→ Source information:
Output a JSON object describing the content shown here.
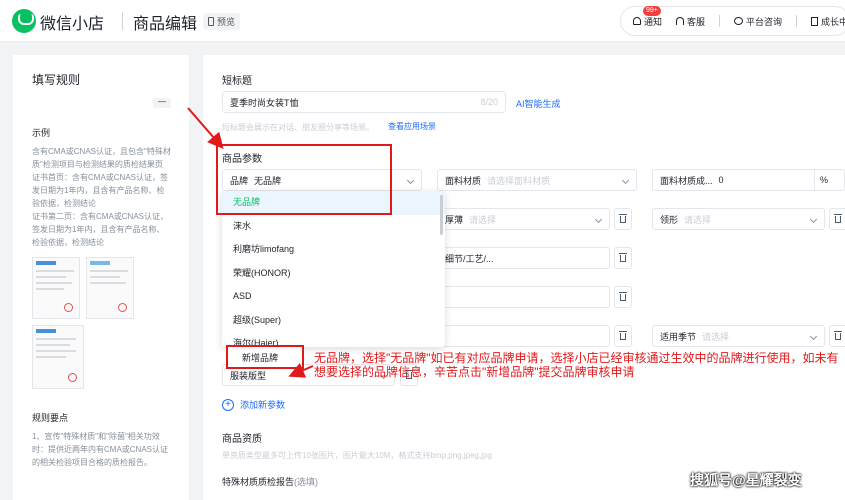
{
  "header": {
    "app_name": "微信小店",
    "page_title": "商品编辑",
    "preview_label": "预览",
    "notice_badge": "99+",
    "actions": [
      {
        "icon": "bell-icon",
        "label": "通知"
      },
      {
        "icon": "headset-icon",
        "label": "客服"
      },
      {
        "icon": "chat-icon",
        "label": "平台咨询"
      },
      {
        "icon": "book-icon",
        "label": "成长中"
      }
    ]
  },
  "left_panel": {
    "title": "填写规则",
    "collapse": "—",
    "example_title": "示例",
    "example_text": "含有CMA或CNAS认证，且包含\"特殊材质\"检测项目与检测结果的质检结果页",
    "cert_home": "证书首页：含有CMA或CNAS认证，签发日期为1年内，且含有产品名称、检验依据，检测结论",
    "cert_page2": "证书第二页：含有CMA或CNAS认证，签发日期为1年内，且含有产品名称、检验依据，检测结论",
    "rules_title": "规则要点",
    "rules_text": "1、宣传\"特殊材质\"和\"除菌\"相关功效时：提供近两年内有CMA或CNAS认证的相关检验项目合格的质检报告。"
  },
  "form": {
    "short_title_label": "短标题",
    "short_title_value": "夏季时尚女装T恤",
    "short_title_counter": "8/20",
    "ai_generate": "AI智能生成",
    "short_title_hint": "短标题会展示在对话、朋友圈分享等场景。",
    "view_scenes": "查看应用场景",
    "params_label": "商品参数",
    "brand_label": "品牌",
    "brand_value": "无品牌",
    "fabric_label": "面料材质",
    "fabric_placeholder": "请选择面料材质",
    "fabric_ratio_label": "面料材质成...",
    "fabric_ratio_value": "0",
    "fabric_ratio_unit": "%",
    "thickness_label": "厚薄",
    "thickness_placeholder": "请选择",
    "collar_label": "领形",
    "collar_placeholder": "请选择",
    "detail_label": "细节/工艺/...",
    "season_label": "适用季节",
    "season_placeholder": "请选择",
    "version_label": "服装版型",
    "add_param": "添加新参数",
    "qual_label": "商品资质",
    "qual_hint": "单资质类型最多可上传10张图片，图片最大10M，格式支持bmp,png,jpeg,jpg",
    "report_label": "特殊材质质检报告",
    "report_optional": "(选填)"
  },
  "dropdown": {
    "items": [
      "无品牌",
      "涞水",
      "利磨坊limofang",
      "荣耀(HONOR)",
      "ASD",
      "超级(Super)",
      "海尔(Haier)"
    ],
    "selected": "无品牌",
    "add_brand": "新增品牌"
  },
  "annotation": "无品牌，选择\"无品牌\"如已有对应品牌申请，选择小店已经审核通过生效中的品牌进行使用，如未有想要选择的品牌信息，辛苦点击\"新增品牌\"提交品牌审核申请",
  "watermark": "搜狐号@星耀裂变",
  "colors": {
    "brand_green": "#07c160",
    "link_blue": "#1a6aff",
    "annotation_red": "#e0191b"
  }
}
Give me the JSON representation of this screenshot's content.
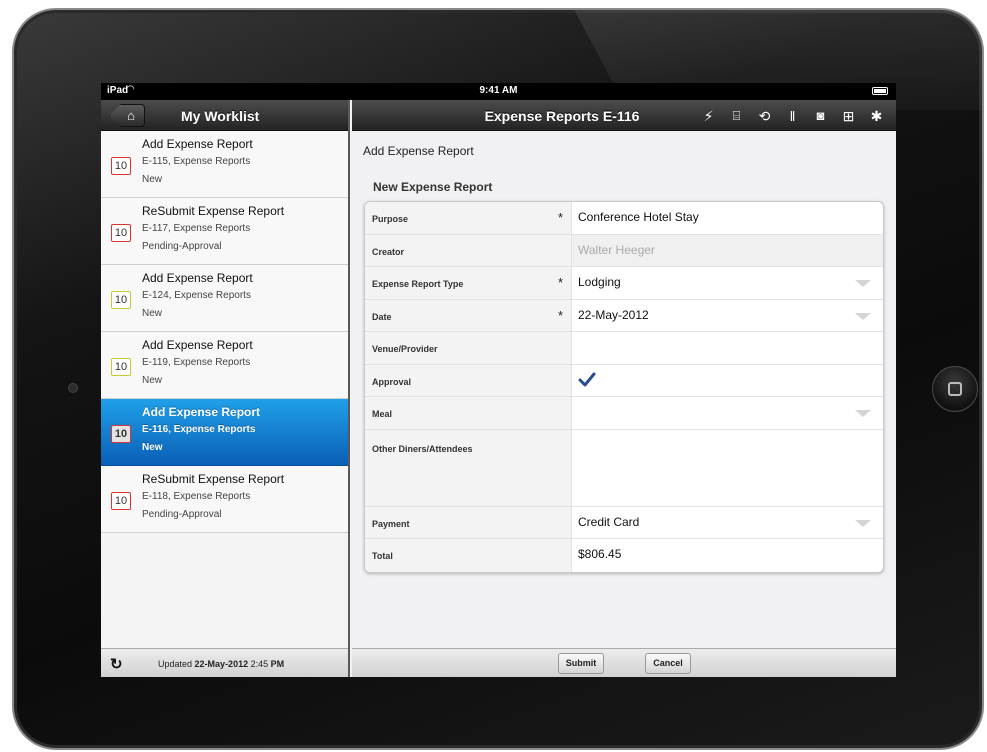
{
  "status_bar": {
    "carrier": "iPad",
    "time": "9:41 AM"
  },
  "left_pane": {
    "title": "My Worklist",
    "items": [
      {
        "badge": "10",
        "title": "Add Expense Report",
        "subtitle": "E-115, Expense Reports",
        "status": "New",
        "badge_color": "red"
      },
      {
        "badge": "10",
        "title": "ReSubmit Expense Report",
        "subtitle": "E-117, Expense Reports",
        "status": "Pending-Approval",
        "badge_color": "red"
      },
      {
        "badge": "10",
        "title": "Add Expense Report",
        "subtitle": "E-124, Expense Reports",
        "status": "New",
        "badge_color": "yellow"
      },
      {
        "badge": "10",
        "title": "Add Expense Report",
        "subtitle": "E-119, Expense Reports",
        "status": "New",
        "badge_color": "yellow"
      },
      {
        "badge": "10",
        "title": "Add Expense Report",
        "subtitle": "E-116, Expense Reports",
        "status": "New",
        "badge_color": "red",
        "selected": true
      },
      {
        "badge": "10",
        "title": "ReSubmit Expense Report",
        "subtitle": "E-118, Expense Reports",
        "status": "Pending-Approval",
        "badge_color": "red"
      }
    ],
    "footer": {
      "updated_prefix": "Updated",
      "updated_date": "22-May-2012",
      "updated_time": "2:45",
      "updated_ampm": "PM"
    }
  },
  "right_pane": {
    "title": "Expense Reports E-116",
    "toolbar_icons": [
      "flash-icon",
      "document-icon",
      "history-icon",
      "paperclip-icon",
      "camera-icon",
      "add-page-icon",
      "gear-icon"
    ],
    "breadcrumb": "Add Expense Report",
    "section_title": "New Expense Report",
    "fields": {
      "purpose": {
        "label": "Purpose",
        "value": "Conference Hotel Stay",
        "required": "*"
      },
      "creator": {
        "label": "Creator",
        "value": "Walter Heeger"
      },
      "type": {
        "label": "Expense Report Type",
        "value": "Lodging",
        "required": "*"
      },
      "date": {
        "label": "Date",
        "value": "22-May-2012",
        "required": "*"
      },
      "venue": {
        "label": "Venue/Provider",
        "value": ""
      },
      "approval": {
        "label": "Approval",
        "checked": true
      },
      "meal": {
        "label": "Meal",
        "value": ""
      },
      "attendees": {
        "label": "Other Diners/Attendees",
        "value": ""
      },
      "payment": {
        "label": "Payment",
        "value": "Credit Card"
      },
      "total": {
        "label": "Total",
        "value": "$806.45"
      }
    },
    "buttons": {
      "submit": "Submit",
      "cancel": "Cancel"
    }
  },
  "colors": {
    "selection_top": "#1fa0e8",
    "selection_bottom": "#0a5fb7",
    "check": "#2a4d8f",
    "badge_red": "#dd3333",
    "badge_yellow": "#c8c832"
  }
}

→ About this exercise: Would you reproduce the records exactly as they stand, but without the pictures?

→ Exercise answer:
Output a JSON object describing the content shown here.
{
  "header": {
    "app_name": "微信小店",
    "page_title": "商品编辑",
    "preview_label": "预览",
    "notice_badge": "99+",
    "actions": [
      {
        "icon": "bell-icon",
        "label": "通知"
      },
      {
        "icon": "headset-icon",
        "label": "客服"
      },
      {
        "icon": "chat-icon",
        "label": "平台咨询"
      },
      {
        "icon": "book-icon",
        "label": "成长中"
      }
    ]
  },
  "left_panel": {
    "title": "填写规则",
    "collapse": "—",
    "example_title": "示例",
    "example_text": "含有CMA或CNAS认证，且包含\"特殊材质\"检测项目与检测结果的质检结果页",
    "cert_home": "证书首页：含有CMA或CNAS认证，签发日期为1年内，且含有产品名称、检验依据，检测结论",
    "cert_page2": "证书第二页：含有CMA或CNAS认证，签发日期为1年内，且含有产品名称、检验依据，检测结论",
    "rules_title": "规则要点",
    "rules_text": "1、宣传\"特殊材质\"和\"除菌\"相关功效时：提供近两年内有CMA或CNAS认证的相关检验项目合格的质检报告。"
  },
  "form": {
    "short_title_label": "短标题",
    "short_title_value": "夏季时尚女装T恤",
    "short_title_counter": "8/20",
    "ai_generate": "AI智能生成",
    "short_title_hint": "短标题会展示在对话、朋友圈分享等场景。",
    "view_scenes": "查看应用场景",
    "params_label": "商品参数",
    "brand_label": "品牌",
    "brand_value": "无品牌",
    "fabric_label": "面料材质",
    "fabric_placeholder": "请选择面料材质",
    "fabric_ratio_label": "面料材质成...",
    "fabric_ratio_value": "0",
    "fabric_ratio_unit": "%",
    "thickness_label": "厚薄",
    "thickness_placeholder": "请选择",
    "collar_label": "领形",
    "collar_placeholder": "请选择",
    "detail_label": "细节/工艺/...",
    "season_label": "适用季节",
    "season_placeholder": "请选择",
    "version_label": "服装版型",
    "add_param": "添加新参数",
    "qual_label": "商品资质",
    "qual_hint": "单资质类型最多可上传10张图片，图片最大10M，格式支持bmp,png,jpeg,jpg",
    "report_label": "特殊材质质检报告",
    "report_optional": "(选填)"
  },
  "dropdown": {
    "items": [
      "无品牌",
      "涞水",
      "利磨坊limofang",
      "荣耀(HONOR)",
      "ASD",
      "超级(Super)",
      "海尔(Haier)"
    ],
    "selected": "无品牌",
    "add_brand": "新增品牌"
  },
  "annotation": "无品牌，选择\"无品牌\"如已有对应品牌申请，选择小店已经审核通过生效中的品牌进行使用，如未有想要选择的品牌信息，辛苦点击\"新增品牌\"提交品牌审核申请",
  "watermark": "搜狐号@星耀裂变",
  "colors": {
    "brand_green": "#07c160",
    "link_blue": "#1a6aff",
    "annotation_red": "#e0191b"
  }
}
Give me the JSON representation of this screenshot's content.
{
  "status_bar": {
    "carrier": "iPad",
    "time": "9:41 AM"
  },
  "left_pane": {
    "title": "My Worklist",
    "items": [
      {
        "badge": "10",
        "title": "Add Expense Report",
        "subtitle": "E-115, Expense Reports",
        "status": "New",
        "badge_color": "red"
      },
      {
        "badge": "10",
        "title": "ReSubmit Expense Report",
        "subtitle": "E-117, Expense Reports",
        "status": "Pending-Approval",
        "badge_color": "red"
      },
      {
        "badge": "10",
        "title": "Add Expense Report",
        "subtitle": "E-124, Expense Reports",
        "status": "New",
        "badge_color": "yellow"
      },
      {
        "badge": "10",
        "title": "Add Expense Report",
        "subtitle": "E-119, Expense Reports",
        "status": "New",
        "badge_color": "yellow"
      },
      {
        "badge": "10",
        "title": "Add Expense Report",
        "subtitle": "E-116, Expense Reports",
        "status": "New",
        "badge_color": "red",
        "selected": true
      },
      {
        "badge": "10",
        "title": "ReSubmit Expense Report",
        "subtitle": "E-118, Expense Reports",
        "status": "Pending-Approval",
        "badge_color": "red"
      }
    ],
    "footer": {
      "updated_prefix": "Updated",
      "updated_date": "22-May-2012",
      "updated_time": "2:45",
      "updated_ampm": "PM"
    }
  },
  "right_pane": {
    "title": "Expense Reports E-116",
    "toolbar_icons": [
      "flash-icon",
      "document-icon",
      "history-icon",
      "paperclip-icon",
      "camera-icon",
      "add-page-icon",
      "gear-icon"
    ],
    "breadcrumb": "Add Expense Report",
    "section_title": "New Expense Report",
    "fields": {
      "purpose": {
        "label": "Purpose",
        "value": "Conference Hotel Stay",
        "required": "*"
      },
      "creator": {
        "label": "Creator",
        "value": "Walter Heeger"
      },
      "type": {
        "label": "Expense Report Type",
        "value": "Lodging",
        "required": "*"
      },
      "date": {
        "label": "Date",
        "value": "22-May-2012",
        "required": "*"
      },
      "venue": {
        "label": "Venue/Provider",
        "value": ""
      },
      "approval": {
        "label": "Approval",
        "checked": true
      },
      "meal": {
        "label": "Meal",
        "value": ""
      },
      "attendees": {
        "label": "Other Diners/Attendees",
        "value": ""
      },
      "payment": {
        "label": "Payment",
        "value": "Credit Card"
      },
      "total": {
        "label": "Total",
        "value": "$806.45"
      }
    },
    "buttons": {
      "submit": "Submit",
      "cancel": "Cancel"
    }
  },
  "colors": {
    "selection_top": "#1fa0e8",
    "selection_bottom": "#0a5fb7",
    "check": "#2a4d8f",
    "badge_red": "#dd3333",
    "badge_yellow": "#c8c832"
  }
}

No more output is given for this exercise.